Web page and app entries >>
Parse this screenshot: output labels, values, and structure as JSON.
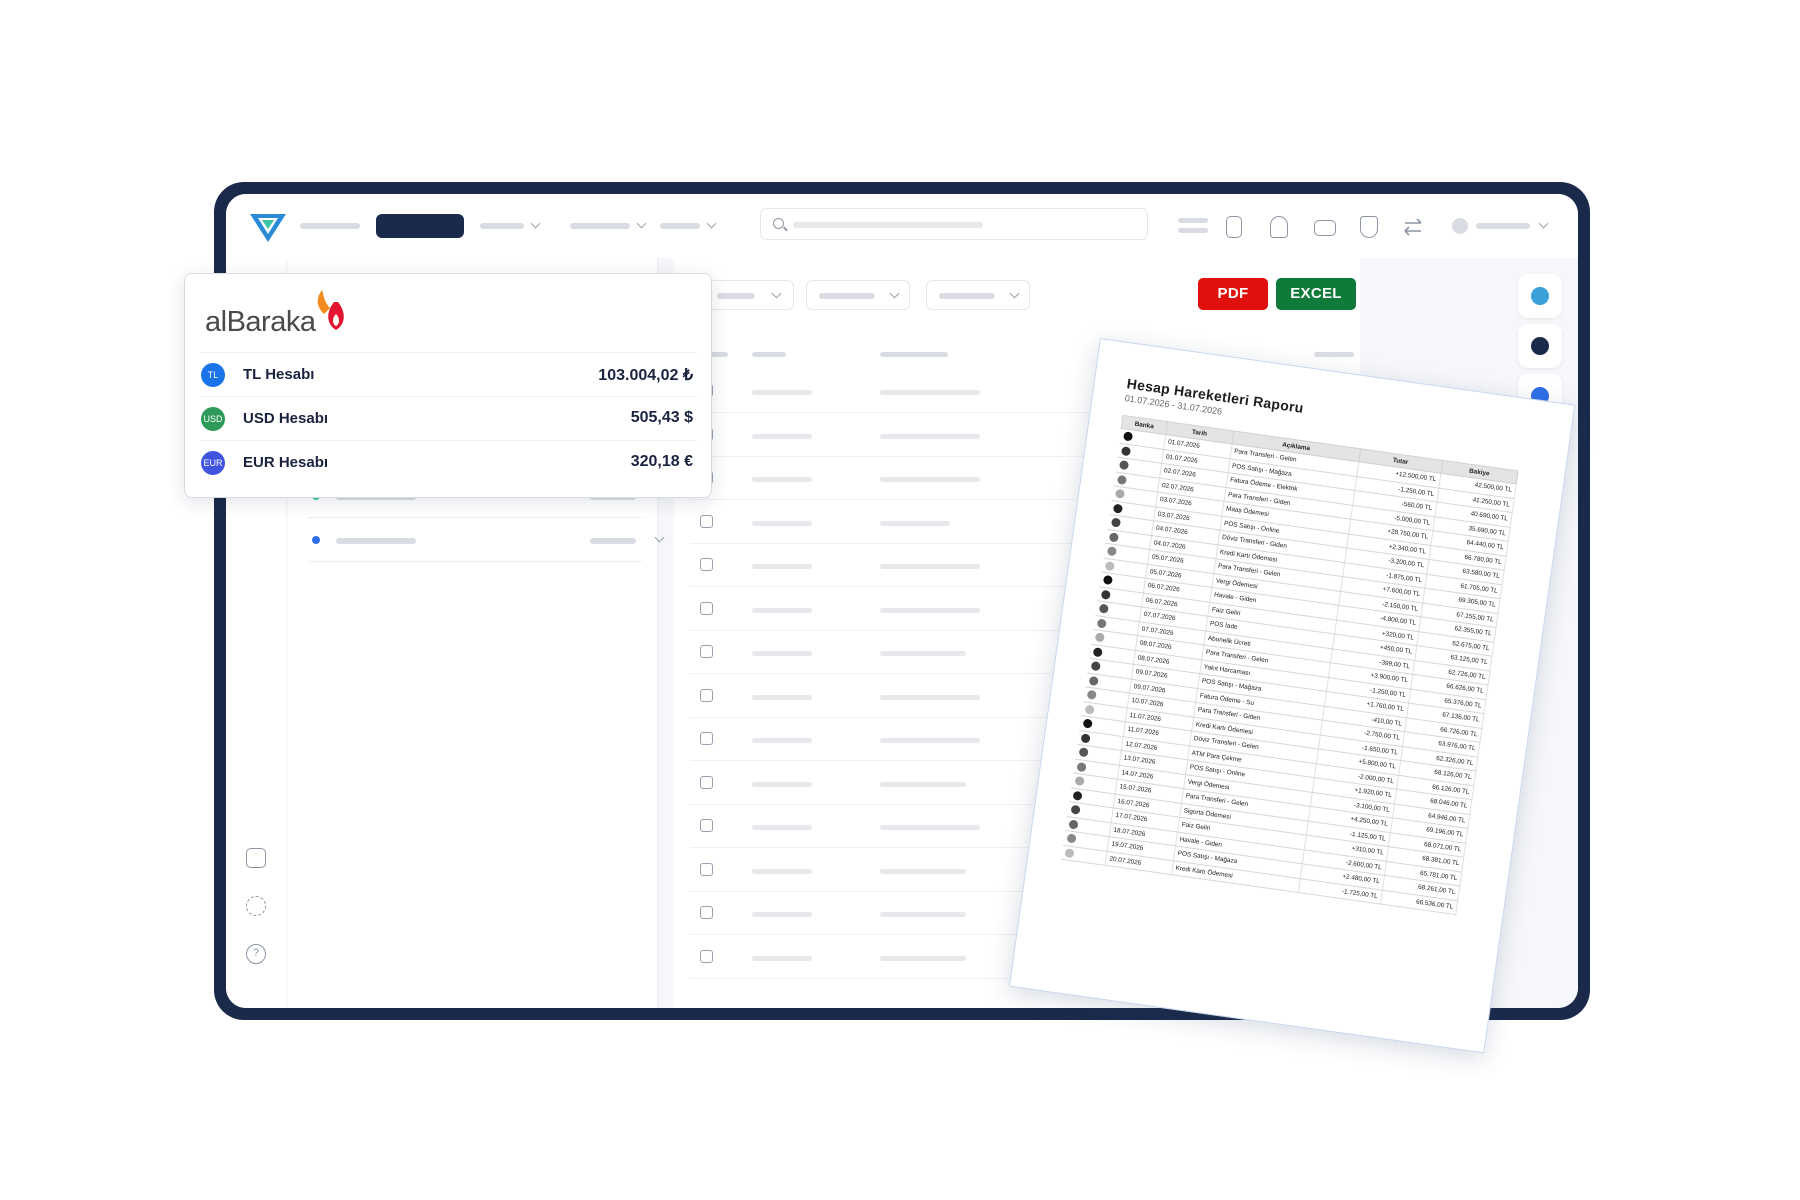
{
  "report_buttons": {
    "pdf": "PDF",
    "excel": "EXCEL"
  },
  "bank_card": {
    "brand": "alBaraka",
    "accounts": [
      {
        "badge": "TL",
        "name": "TL Hesabı",
        "amount": "103.004,02 ₺",
        "color": "#1a73e8"
      },
      {
        "badge": "USD",
        "name": "USD Hesabı",
        "amount": "505,43 $",
        "color": "#2e9b5a"
      },
      {
        "badge": "EUR",
        "name": "EUR Hesabı",
        "amount": "320,18 €",
        "color": "#4154e0"
      }
    ]
  },
  "left_panel_dots": [
    "#3ecfa8",
    "#2f6fe8"
  ],
  "right_rail_dots": [
    "#3aa0d8",
    "#1b2a4a",
    "#2f6fe8"
  ],
  "report": {
    "title": "Hesap Hareketleri Raporu",
    "period": "01.07.2026 - 31.07.2026",
    "columns": [
      "Banka",
      "Tarih",
      "Açıklama",
      "Tutar",
      "Bakiye"
    ],
    "rows": [
      [
        "01.07.2026",
        "Para Transferi - Gelen",
        "+12.500,00 TL",
        "42.500,00 TL"
      ],
      [
        "01.07.2026",
        "POS Satışı - Mağaza",
        "-1.250,00 TL",
        "41.250,00 TL"
      ],
      [
        "02.07.2026",
        "Fatura Ödeme - Elektrik",
        "-560,00 TL",
        "40.690,00 TL"
      ],
      [
        "02.07.2026",
        "Para Transferi - Giden",
        "-5.000,00 TL",
        "35.690,00 TL"
      ],
      [
        "03.07.2026",
        "Maaş Ödemesi",
        "+28.750,00 TL",
        "64.440,00 TL"
      ],
      [
        "03.07.2026",
        "POS Satışı - Online",
        "+2.340,00 TL",
        "66.780,00 TL"
      ],
      [
        "04.07.2026",
        "Döviz Transferi - Giden",
        "-3.200,00 TL",
        "63.580,00 TL"
      ],
      [
        "04.07.2026",
        "Kredi Kartı Ödemesi",
        "-1.875,00 TL",
        "61.705,00 TL"
      ],
      [
        "05.07.2026",
        "Para Transferi - Gelen",
        "+7.600,00 TL",
        "69.305,00 TL"
      ],
      [
        "05.07.2026",
        "Vergi Ödemesi",
        "-2.150,00 TL",
        "67.155,00 TL"
      ],
      [
        "06.07.2026",
        "Havale - Giden",
        "-4.800,00 TL",
        "62.355,00 TL"
      ],
      [
        "06.07.2026",
        "Faiz Geliri",
        "+320,00 TL",
        "62.675,00 TL"
      ],
      [
        "07.07.2026",
        "POS İade",
        "+450,00 TL",
        "63.125,00 TL"
      ],
      [
        "07.07.2026",
        "Abonelik Ücreti",
        "-399,00 TL",
        "62.726,00 TL"
      ],
      [
        "08.07.2026",
        "Para Transferi - Gelen",
        "+3.900,00 TL",
        "66.626,00 TL"
      ],
      [
        "08.07.2026",
        "Yakıt Harcaması",
        "-1.250,00 TL",
        "65.376,00 TL"
      ],
      [
        "09.07.2026",
        "POS Satışı - Mağaza",
        "+1.760,00 TL",
        "67.136,00 TL"
      ],
      [
        "09.07.2026",
        "Fatura Ödeme - Su",
        "-410,00 TL",
        "66.726,00 TL"
      ],
      [
        "10.07.2026",
        "Para Transferi - Giden",
        "-2.750,00 TL",
        "63.976,00 TL"
      ],
      [
        "11.07.2026",
        "Kredi Kartı Ödemesi",
        "-1.650,00 TL",
        "62.326,00 TL"
      ],
      [
        "11.07.2026",
        "Döviz Transferi - Gelen",
        "+5.800,00 TL",
        "68.126,00 TL"
      ],
      [
        "12.07.2026",
        "ATM Para Çekme",
        "-2.000,00 TL",
        "66.126,00 TL"
      ],
      [
        "13.07.2026",
        "POS Satışı - Online",
        "+1.920,00 TL",
        "68.046,00 TL"
      ],
      [
        "14.07.2026",
        "Vergi Ödemesi",
        "-3.100,00 TL",
        "64.946,00 TL"
      ],
      [
        "15.07.2026",
        "Para Transferi - Gelen",
        "+4.250,00 TL",
        "69.196,00 TL"
      ],
      [
        "16.07.2026",
        "Sigorta Ödemesi",
        "-1.125,00 TL",
        "68.071,00 TL"
      ],
      [
        "17.07.2026",
        "Faiz Geliri",
        "+310,00 TL",
        "68.381,00 TL"
      ],
      [
        "18.07.2026",
        "Havale - Giden",
        "-2.600,00 TL",
        "65.781,00 TL"
      ],
      [
        "19.07.2026",
        "POS Satışı - Mağaza",
        "+2.480,00 TL",
        "68.261,00 TL"
      ],
      [
        "20.07.2026",
        "Kredi Kartı Ödemesi",
        "-1.725,00 TL",
        "66.536,00 TL"
      ]
    ]
  }
}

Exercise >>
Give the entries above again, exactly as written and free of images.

Result below >>
Parse this screenshot: output labels, values, and structure as JSON.
{
  "report_buttons": {
    "pdf": "PDF",
    "excel": "EXCEL"
  },
  "bank_card": {
    "brand": "alBaraka",
    "accounts": [
      {
        "badge": "TL",
        "name": "TL Hesabı",
        "amount": "103.004,02 ₺",
        "color": "#1a73e8"
      },
      {
        "badge": "USD",
        "name": "USD Hesabı",
        "amount": "505,43 $",
        "color": "#2e9b5a"
      },
      {
        "badge": "EUR",
        "name": "EUR Hesabı",
        "amount": "320,18 €",
        "color": "#4154e0"
      }
    ]
  },
  "left_panel_dots": [
    "#3ecfa8",
    "#2f6fe8"
  ],
  "right_rail_dots": [
    "#3aa0d8",
    "#1b2a4a",
    "#2f6fe8"
  ],
  "report": {
    "title": "Hesap Hareketleri Raporu",
    "period": "01.07.2026 - 31.07.2026",
    "columns": [
      "Banka",
      "Tarih",
      "Açıklama",
      "Tutar",
      "Bakiye"
    ],
    "rows": [
      [
        "01.07.2026",
        "Para Transferi - Gelen",
        "+12.500,00 TL",
        "42.500,00 TL"
      ],
      [
        "01.07.2026",
        "POS Satışı - Mağaza",
        "-1.250,00 TL",
        "41.250,00 TL"
      ],
      [
        "02.07.2026",
        "Fatura Ödeme - Elektrik",
        "-560,00 TL",
        "40.690,00 TL"
      ],
      [
        "02.07.2026",
        "Para Transferi - Giden",
        "-5.000,00 TL",
        "35.690,00 TL"
      ],
      [
        "03.07.2026",
        "Maaş Ödemesi",
        "+28.750,00 TL",
        "64.440,00 TL"
      ],
      [
        "03.07.2026",
        "POS Satışı - Online",
        "+2.340,00 TL",
        "66.780,00 TL"
      ],
      [
        "04.07.2026",
        "Döviz Transferi - Giden",
        "-3.200,00 TL",
        "63.580,00 TL"
      ],
      [
        "04.07.2026",
        "Kredi Kartı Ödemesi",
        "-1.875,00 TL",
        "61.705,00 TL"
      ],
      [
        "05.07.2026",
        "Para Transferi - Gelen",
        "+7.600,00 TL",
        "69.305,00 TL"
      ],
      [
        "05.07.2026",
        "Vergi Ödemesi",
        "-2.150,00 TL",
        "67.155,00 TL"
      ],
      [
        "06.07.2026",
        "Havale - Giden",
        "-4.800,00 TL",
        "62.355,00 TL"
      ],
      [
        "06.07.2026",
        "Faiz Geliri",
        "+320,00 TL",
        "62.675,00 TL"
      ],
      [
        "07.07.2026",
        "POS İade",
        "+450,00 TL",
        "63.125,00 TL"
      ],
      [
        "07.07.2026",
        "Abonelik Ücreti",
        "-399,00 TL",
        "62.726,00 TL"
      ],
      [
        "08.07.2026",
        "Para Transferi - Gelen",
        "+3.900,00 TL",
        "66.626,00 TL"
      ],
      [
        "08.07.2026",
        "Yakıt Harcaması",
        "-1.250,00 TL",
        "65.376,00 TL"
      ],
      [
        "09.07.2026",
        "POS Satışı - Mağaza",
        "+1.760,00 TL",
        "67.136,00 TL"
      ],
      [
        "09.07.2026",
        "Fatura Ödeme - Su",
        "-410,00 TL",
        "66.726,00 TL"
      ],
      [
        "10.07.2026",
        "Para Transferi - Giden",
        "-2.750,00 TL",
        "63.976,00 TL"
      ],
      [
        "11.07.2026",
        "Kredi Kartı Ödemesi",
        "-1.650,00 TL",
        "62.326,00 TL"
      ],
      [
        "11.07.2026",
        "Döviz Transferi - Gelen",
        "+5.800,00 TL",
        "68.126,00 TL"
      ],
      [
        "12.07.2026",
        "ATM Para Çekme",
        "-2.000,00 TL",
        "66.126,00 TL"
      ],
      [
        "13.07.2026",
        "POS Satışı - Online",
        "+1.920,00 TL",
        "68.046,00 TL"
      ],
      [
        "14.07.2026",
        "Vergi Ödemesi",
        "-3.100,00 TL",
        "64.946,00 TL"
      ],
      [
        "15.07.2026",
        "Para Transferi - Gelen",
        "+4.250,00 TL",
        "69.196,00 TL"
      ],
      [
        "16.07.2026",
        "Sigorta Ödemesi",
        "-1.125,00 TL",
        "68.071,00 TL"
      ],
      [
        "17.07.2026",
        "Faiz Geliri",
        "+310,00 TL",
        "68.381,00 TL"
      ],
      [
        "18.07.2026",
        "Havale - Giden",
        "-2.600,00 TL",
        "65.781,00 TL"
      ],
      [
        "19.07.2026",
        "POS Satışı - Mağaza",
        "+2.480,00 TL",
        "68.261,00 TL"
      ],
      [
        "20.07.2026",
        "Kredi Kartı Ödemesi",
        "-1.725,00 TL",
        "66.536,00 TL"
      ]
    ]
  }
}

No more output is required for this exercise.